• _INPUT RECORDS_
*-*-*
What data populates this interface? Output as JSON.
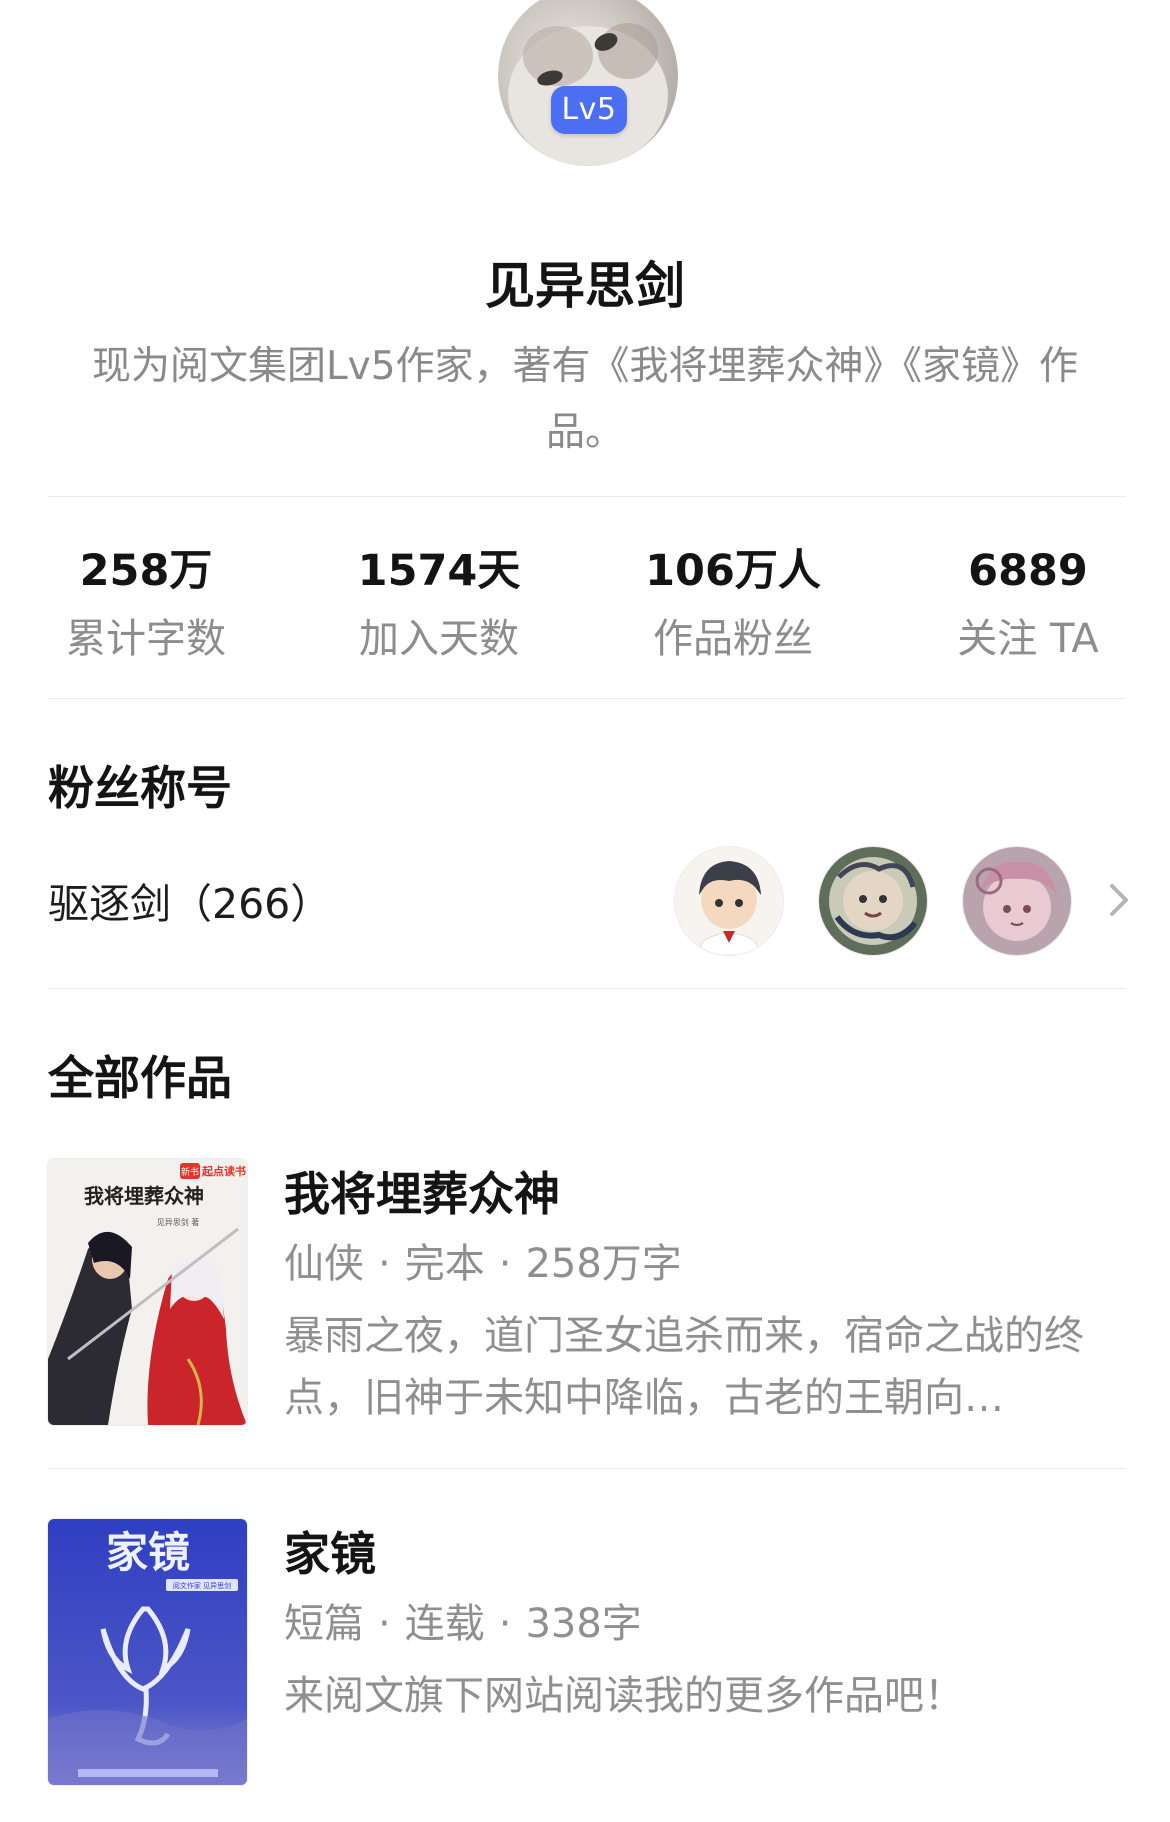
{
  "profile": {
    "level_badge": "Lv5",
    "name": "见异思剑",
    "bio": "现为阅文集团Lv5作家，著有《我将埋葬众神》《家镜》作品。"
  },
  "stats": [
    {
      "value": "258万",
      "label": "累计字数"
    },
    {
      "value": "1574天",
      "label": "加入天数"
    },
    {
      "value": "106万人",
      "label": "作品粉丝"
    },
    {
      "value": "6889",
      "label": "关注 TA"
    }
  ],
  "fan_section": {
    "title": "粉丝称号",
    "fan_title_name": "驱逐剑（266）",
    "fan_avatars": [
      "fan-avatar-boy",
      "fan-avatar-lion",
      "fan-avatar-pink"
    ],
    "chevron_icon": "chevron-right-icon"
  },
  "works_section": {
    "title": "全部作品",
    "works": [
      {
        "title": "我将埋葬众神",
        "genre": "仙侠",
        "status": "完本",
        "words": "258万字",
        "description": "暴雨之夜，道门圣女追杀而来，宿命之战的终点，旧神于未知中降临，古老的王朝向…",
        "cover": {
          "title": "我将埋葬众神",
          "publisher": "起点读书",
          "publisher_tag": "新书",
          "author": "见异思剑 著"
        }
      },
      {
        "title": "家镜",
        "genre": "短篇",
        "status": "连载",
        "words": "338字",
        "description": "来阅文旗下网站阅读我的更多作品吧！",
        "cover": {
          "title": "家镜",
          "subtitle": "阅文作家 见异思剑"
        }
      }
    ]
  },
  "colors": {
    "badge": "#4c6ef5",
    "primary_text": "#141414",
    "secondary_text": "#8f8f8f",
    "divider": "#ececec",
    "cover2_bg": "#3a3fc0"
  }
}
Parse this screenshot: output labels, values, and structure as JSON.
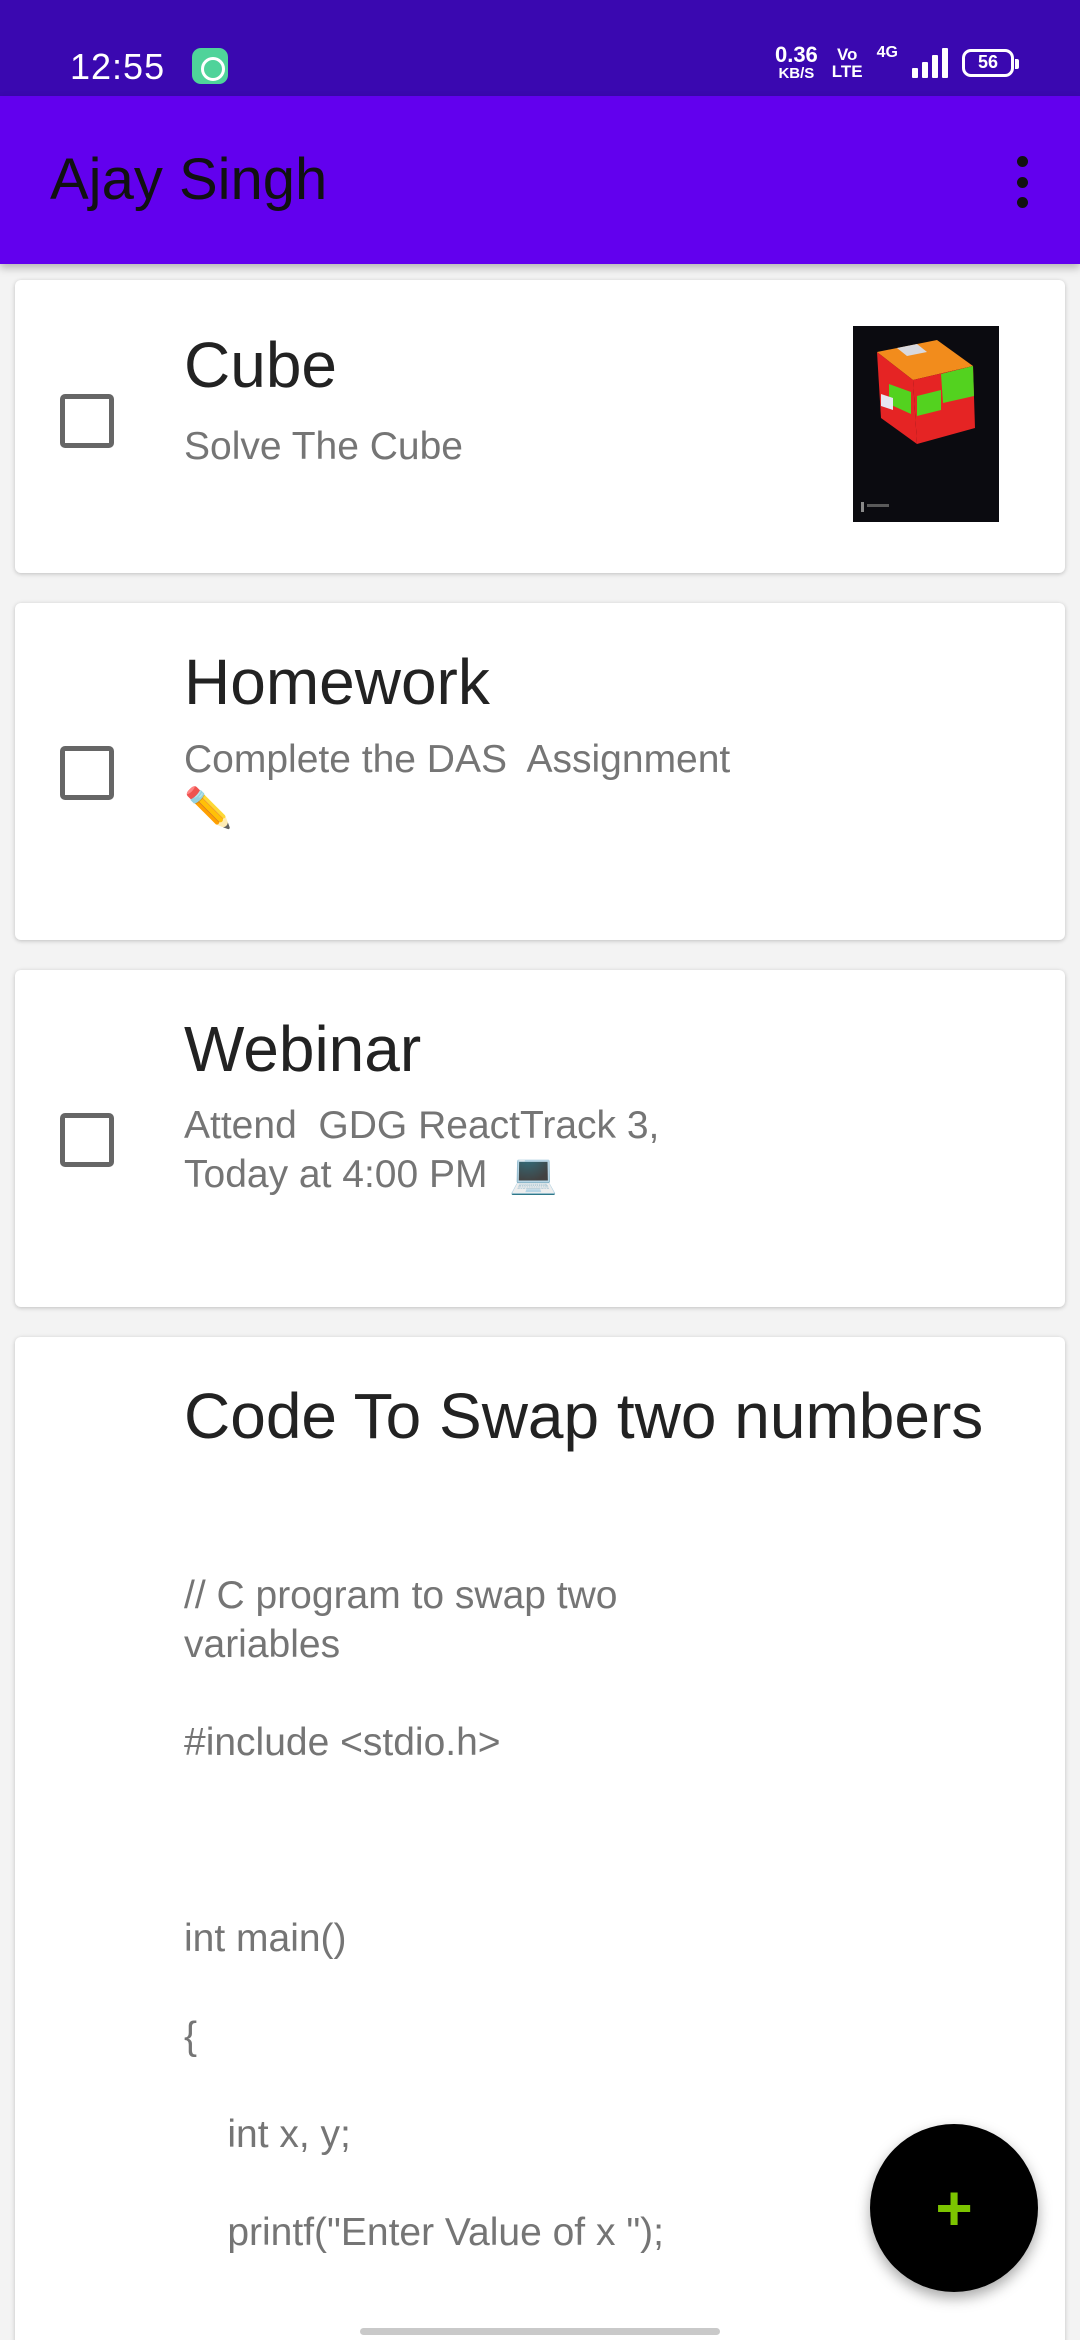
{
  "status_bar": {
    "time": "12:55",
    "net_speed_value": "0.36",
    "net_speed_unit": "KB/S",
    "volte_top": "Vo",
    "volte_bottom": "LTE",
    "network": "4G",
    "battery": "56"
  },
  "app_bar": {
    "title": "Ajay Singh",
    "menu_icon": "more-vert-icon"
  },
  "notes": [
    {
      "title": "Cube",
      "body": "Solve The Cube",
      "has_checkbox": true,
      "checked": false,
      "has_image": true
    },
    {
      "title": "Homework",
      "body": "Complete the DAS  Assignment\n✏️",
      "has_checkbox": true,
      "checked": false
    },
    {
      "title": "Webinar",
      "body": "Attend  GDG ReactTrack 3,\nToday at 4:00 PM  💻",
      "has_checkbox": true,
      "checked": false
    },
    {
      "title": "Code To Swap two\nnumbers",
      "body": "// C program to swap two\nvariables\n\n#include <stdio.h>\n\n\n\nint main()\n\n{\n\n    int x, y;\n\n    printf(\"Enter Value of x \");",
      "has_checkbox": false
    }
  ],
  "fab": {
    "label": "+",
    "icon": "add-icon",
    "color": "#7cc400"
  },
  "colors": {
    "status_bar": "#3a08b0",
    "app_bar": "#6200ee"
  }
}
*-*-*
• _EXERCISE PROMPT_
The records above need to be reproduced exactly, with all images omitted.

• _EXERCISE RESULT_
What data populates this interface? Output as JSON.
{
  "profile": {
    "level_badge": "Lv5",
    "name": "见异思剑",
    "bio": "现为阅文集团Lv5作家，著有《我将埋葬众神》《家镜》作品。"
  },
  "stats": [
    {
      "value": "258万",
      "label": "累计字数"
    },
    {
      "value": "1574天",
      "label": "加入天数"
    },
    {
      "value": "106万人",
      "label": "作品粉丝"
    },
    {
      "value": "6889",
      "label": "关注 TA"
    }
  ],
  "fan_section": {
    "title": "粉丝称号",
    "fan_title_name": "驱逐剑（266）",
    "fan_avatars": [
      "fan-avatar-boy",
      "fan-avatar-lion",
      "fan-avatar-pink"
    ],
    "chevron_icon": "chevron-right-icon"
  },
  "works_section": {
    "title": "全部作品",
    "works": [
      {
        "title": "我将埋葬众神",
        "genre": "仙侠",
        "status": "完本",
        "words": "258万字",
        "description": "暴雨之夜，道门圣女追杀而来，宿命之战的终点，旧神于未知中降临，古老的王朝向…",
        "cover": {
          "title": "我将埋葬众神",
          "publisher": "起点读书",
          "publisher_tag": "新书",
          "author": "见异思剑 著"
        }
      },
      {
        "title": "家镜",
        "genre": "短篇",
        "status": "连载",
        "words": "338字",
        "description": "来阅文旗下网站阅读我的更多作品吧！",
        "cover": {
          "title": "家镜",
          "subtitle": "阅文作家 见异思剑"
        }
      }
    ]
  },
  "colors": {
    "badge": "#4c6ef5",
    "primary_text": "#141414",
    "secondary_text": "#8f8f8f",
    "divider": "#ececec",
    "cover2_bg": "#3a3fc0"
  }
}
Parse this screenshot: output labels, values, and structure as JSON.
{
  "status_bar": {
    "time": "12:55",
    "net_speed_value": "0.36",
    "net_speed_unit": "KB/S",
    "volte_top": "Vo",
    "volte_bottom": "LTE",
    "network": "4G",
    "battery": "56"
  },
  "app_bar": {
    "title": "Ajay Singh",
    "menu_icon": "more-vert-icon"
  },
  "notes": [
    {
      "title": "Cube",
      "body": "Solve The Cube",
      "has_checkbox": true,
      "checked": false,
      "has_image": true
    },
    {
      "title": "Homework",
      "body": "Complete the DAS  Assignment\n✏️",
      "has_checkbox": true,
      "checked": false
    },
    {
      "title": "Webinar",
      "body": "Attend  GDG ReactTrack 3,\nToday at 4:00 PM  💻",
      "has_checkbox": true,
      "checked": false
    },
    {
      "title": "Code To Swap two\nnumbers",
      "body": "// C program to swap two\nvariables\n\n#include <stdio.h>\n\n\n\nint main()\n\n{\n\n    int x, y;\n\n    printf(\"Enter Value of x \");",
      "has_checkbox": false
    }
  ],
  "fab": {
    "label": "+",
    "icon": "add-icon",
    "color": "#7cc400"
  },
  "colors": {
    "status_bar": "#3a08b0",
    "app_bar": "#6200ee"
  }
}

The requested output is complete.